Dr Victoria King, research manager at the charity Diabetes UK, said: “We have seen previous research linking tea and coffee to type 2 diabetes prevention and this study combines the results of several studies. Green tea contains catechins and many other nutritional products that regularize the blood sugar levels considerably. Many physicians, including myself, consider impaired glucose tolerance a form of pre-diabetes that may become diabetes. Triglycerides decreased 34 and 25% in groups consuming 1 and 2 g of bay leaves, respectively. Added sugar should contribute to no more than 10 per cent of dietary energy, said Ms Chia. This translates to approximately 40g to 55g or 8 to 11 tsp of sugar daily. This limit includes sugar added to beverages as well as food such as cakes and candies.
For example, if you need 1,800kcal per day, you should limit your sugar intake to 45g per day. Research has shown that drinking sugary drinks is linked to type 2 diabetes, and the American Diabetes Association recommends that people limit their intake of sugar-sweetened beverages to help prevent diabetes, said Ms Chia. Taken together, these results show that catechins lower risk for lifestyle-related diseases such as obesity and type 2 diabetes – while also reducing the side effects of diabetes, including high BP. A further reduction to below 5 per cent or roughly 25g (6 tsp) per day would provide additional health benefits, said Ms Chia.

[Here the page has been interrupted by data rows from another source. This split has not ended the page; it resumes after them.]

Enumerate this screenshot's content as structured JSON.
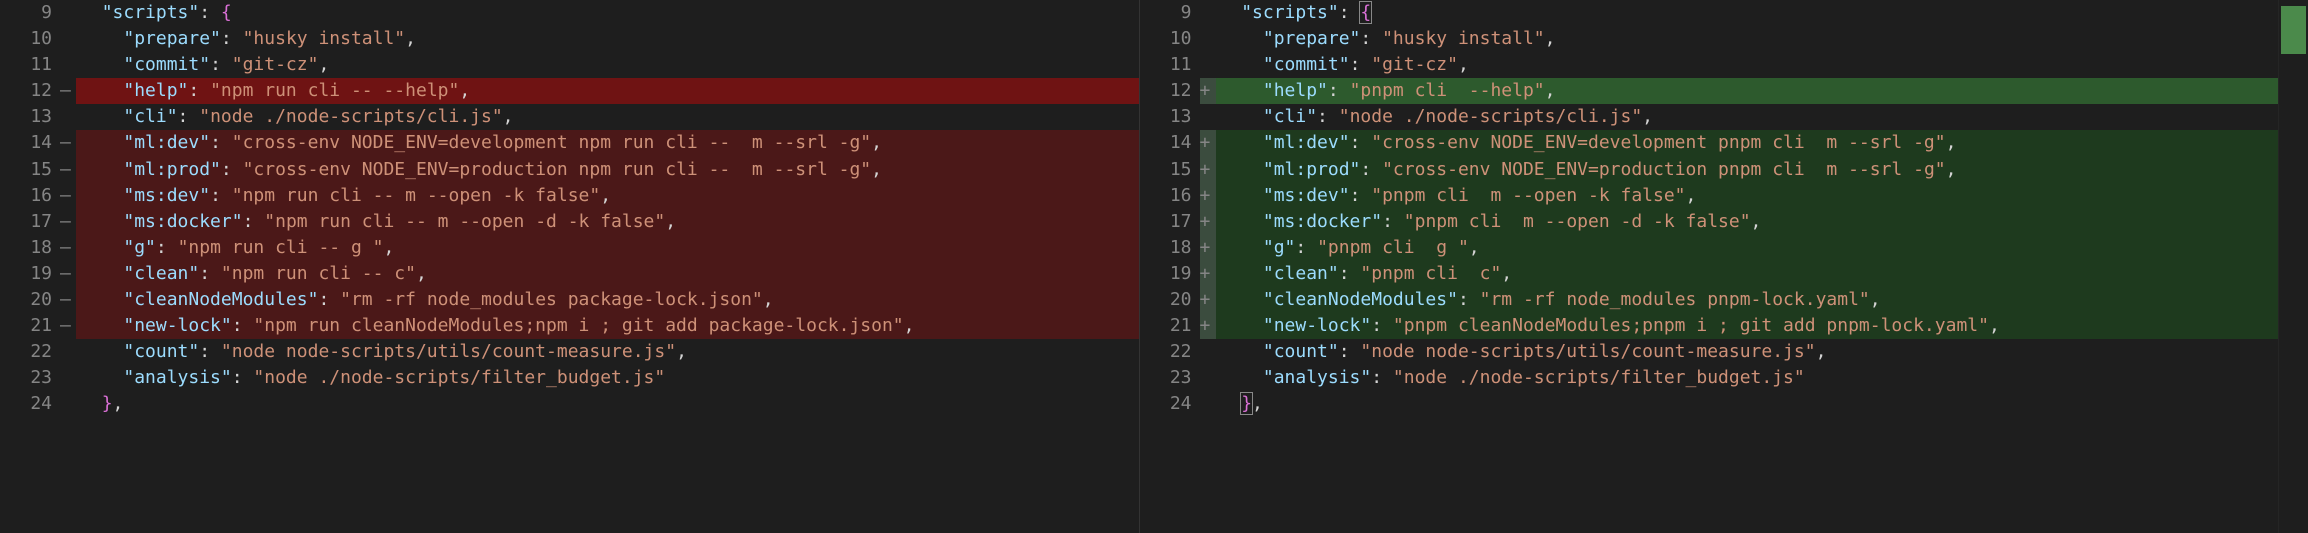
{
  "left": {
    "lines": [
      {
        "num": "9",
        "marker": "",
        "bg": "",
        "indent": 1,
        "key": "\"scripts\"",
        "sep": ": ",
        "val": "{",
        "tail": ""
      },
      {
        "num": "10",
        "marker": "",
        "bg": "",
        "indent": 2,
        "key": "\"prepare\"",
        "sep": ": ",
        "val": "\"husky install\"",
        "tail": ","
      },
      {
        "num": "11",
        "marker": "",
        "bg": "",
        "indent": 2,
        "key": "\"commit\"",
        "sep": ": ",
        "val": "\"git-cz\"",
        "tail": ","
      },
      {
        "num": "12",
        "marker": "—",
        "bg": "removed-strong",
        "indent": 2,
        "key": "\"help\"",
        "sep": ": ",
        "val": "\"npm run cli -- --help\"",
        "tail": ","
      },
      {
        "num": "13",
        "marker": "",
        "bg": "",
        "indent": 2,
        "key": "\"cli\"",
        "sep": ": ",
        "val": "\"node ./node-scripts/cli.js\"",
        "tail": ","
      },
      {
        "num": "14",
        "marker": "—",
        "bg": "removed",
        "indent": 2,
        "key": "\"ml:dev\"",
        "sep": ": ",
        "val": "\"cross-env NODE_ENV=development npm run cli --  m --srl -g\"",
        "tail": ","
      },
      {
        "num": "15",
        "marker": "—",
        "bg": "removed",
        "indent": 2,
        "key": "\"ml:prod\"",
        "sep": ": ",
        "val": "\"cross-env NODE_ENV=production npm run cli --  m --srl -g\"",
        "tail": ","
      },
      {
        "num": "16",
        "marker": "—",
        "bg": "removed",
        "indent": 2,
        "key": "\"ms:dev\"",
        "sep": ": ",
        "val": "\"npm run cli -- m --open -k false\"",
        "tail": ","
      },
      {
        "num": "17",
        "marker": "—",
        "bg": "removed",
        "indent": 2,
        "key": "\"ms:docker\"",
        "sep": ": ",
        "val": "\"npm run cli -- m --open -d -k false\"",
        "tail": ","
      },
      {
        "num": "18",
        "marker": "—",
        "bg": "removed",
        "indent": 2,
        "key": "\"g\"",
        "sep": ": ",
        "val": "\"npm run cli -- g \"",
        "tail": ","
      },
      {
        "num": "19",
        "marker": "—",
        "bg": "removed",
        "indent": 2,
        "key": "\"clean\"",
        "sep": ": ",
        "val": "\"npm run cli -- c\"",
        "tail": ","
      },
      {
        "num": "20",
        "marker": "—",
        "bg": "removed",
        "indent": 2,
        "key": "\"cleanNodeModules\"",
        "sep": ": ",
        "val": "\"rm -rf node_modules package-lock.json\"",
        "tail": ","
      },
      {
        "num": "21",
        "marker": "—",
        "bg": "removed",
        "indent": 2,
        "key": "\"new-lock\"",
        "sep": ": ",
        "val": "\"npm run cleanNodeModules;npm i ; git add package-lock.json\"",
        "tail": ","
      },
      {
        "num": "22",
        "marker": "",
        "bg": "",
        "indent": 2,
        "key": "\"count\"",
        "sep": ": ",
        "val": "\"node node-scripts/utils/count-measure.js\"",
        "tail": ","
      },
      {
        "num": "23",
        "marker": "",
        "bg": "",
        "indent": 2,
        "key": "\"analysis\"",
        "sep": ": ",
        "val": "\"node ./node-scripts/filter_budget.js\"",
        "tail": ""
      },
      {
        "num": "24",
        "marker": "",
        "bg": "",
        "indent": 1,
        "key": "",
        "sep": "",
        "val": "}",
        "tail": ","
      }
    ]
  },
  "right": {
    "lines": [
      {
        "num": "9",
        "marker": "",
        "bg": "",
        "indent": 1,
        "key": "\"scripts\"",
        "sep": ": ",
        "val": "{",
        "tail": "",
        "cursorBrace": true
      },
      {
        "num": "10",
        "marker": "",
        "bg": "",
        "indent": 2,
        "key": "\"prepare\"",
        "sep": ": ",
        "val": "\"husky install\"",
        "tail": ","
      },
      {
        "num": "11",
        "marker": "",
        "bg": "",
        "indent": 2,
        "key": "\"commit\"",
        "sep": ": ",
        "val": "\"git-cz\"",
        "tail": ","
      },
      {
        "num": "12",
        "marker": "+",
        "bg": "added-strong",
        "indent": 2,
        "key": "\"help\"",
        "sep": ": ",
        "val": "\"pnpm cli  --help\"",
        "tail": ","
      },
      {
        "num": "13",
        "marker": "",
        "bg": "",
        "indent": 2,
        "key": "\"cli\"",
        "sep": ": ",
        "val": "\"node ./node-scripts/cli.js\"",
        "tail": ","
      },
      {
        "num": "14",
        "marker": "+",
        "bg": "added",
        "indent": 2,
        "key": "\"ml:dev\"",
        "sep": ": ",
        "val": "\"cross-env NODE_ENV=development pnpm cli  m --srl -g\"",
        "tail": ","
      },
      {
        "num": "15",
        "marker": "+",
        "bg": "added",
        "indent": 2,
        "key": "\"ml:prod\"",
        "sep": ": ",
        "val": "\"cross-env NODE_ENV=production pnpm cli  m --srl -g\"",
        "tail": ","
      },
      {
        "num": "16",
        "marker": "+",
        "bg": "added",
        "indent": 2,
        "key": "\"ms:dev\"",
        "sep": ": ",
        "val": "\"pnpm cli  m --open -k false\"",
        "tail": ","
      },
      {
        "num": "17",
        "marker": "+",
        "bg": "added",
        "indent": 2,
        "key": "\"ms:docker\"",
        "sep": ": ",
        "val": "\"pnpm cli  m --open -d -k false\"",
        "tail": ","
      },
      {
        "num": "18",
        "marker": "+",
        "bg": "added",
        "indent": 2,
        "key": "\"g\"",
        "sep": ": ",
        "val": "\"pnpm cli  g \"",
        "tail": ","
      },
      {
        "num": "19",
        "marker": "+",
        "bg": "added",
        "indent": 2,
        "key": "\"clean\"",
        "sep": ": ",
        "val": "\"pnpm cli  c\"",
        "tail": ","
      },
      {
        "num": "20",
        "marker": "+",
        "bg": "added",
        "indent": 2,
        "key": "\"cleanNodeModules\"",
        "sep": ": ",
        "val": "\"rm -rf node_modules pnpm-lock.yaml\"",
        "tail": ","
      },
      {
        "num": "21",
        "marker": "+",
        "bg": "added",
        "indent": 2,
        "key": "\"new-lock\"",
        "sep": ": ",
        "val": "\"pnpm cleanNodeModules;pnpm i ; git add pnpm-lock.yaml\"",
        "tail": ","
      },
      {
        "num": "22",
        "marker": "",
        "bg": "",
        "indent": 2,
        "key": "\"count\"",
        "sep": ": ",
        "val": "\"node node-scripts/utils/count-measure.js\"",
        "tail": ","
      },
      {
        "num": "23",
        "marker": "",
        "bg": "",
        "indent": 2,
        "key": "\"analysis\"",
        "sep": ": ",
        "val": "\"node ./node-scripts/filter_budget.js\"",
        "tail": ""
      },
      {
        "num": "24",
        "marker": "",
        "bg": "",
        "indent": 1,
        "key": "",
        "sep": "",
        "val": "}",
        "tail": ",",
        "cursorBrace": true
      }
    ]
  }
}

As a guide, there is 25g of sugar in less than one can drink. People with diabetes should also look at their total carbohydrate intake rather than only at the sugar content of the food they eat. They should aim for about 50 per cent of their energy intake from carbohydrates and spread it out through the day, said Ms Chia.
One way of doing this is to have small frequent meals, she added. With diabetes, it is encouraged that people limit added sugars as much as possible and get their carbohydrates from fruits, vegetables, whole grains and low fat dairy, said Ms Chia. The recommended number of servings is based on your weight, activity level, diabetes medicines and goals for your blood glucose levels. Your dietitian or diabetes educator can work with you to make a personalised plan. A general guideline is to have 45g to 60g of carbohydrates at each meal, and 15g to 20g of carbohydrates for each snack, said Ms Chia. On an average, two slices of bread has 30g of carbohydrates, one cup of rice has 45g of carbohydrates and one small apple or a serve of fruit has 15g to 20g of carbohydrates, she added.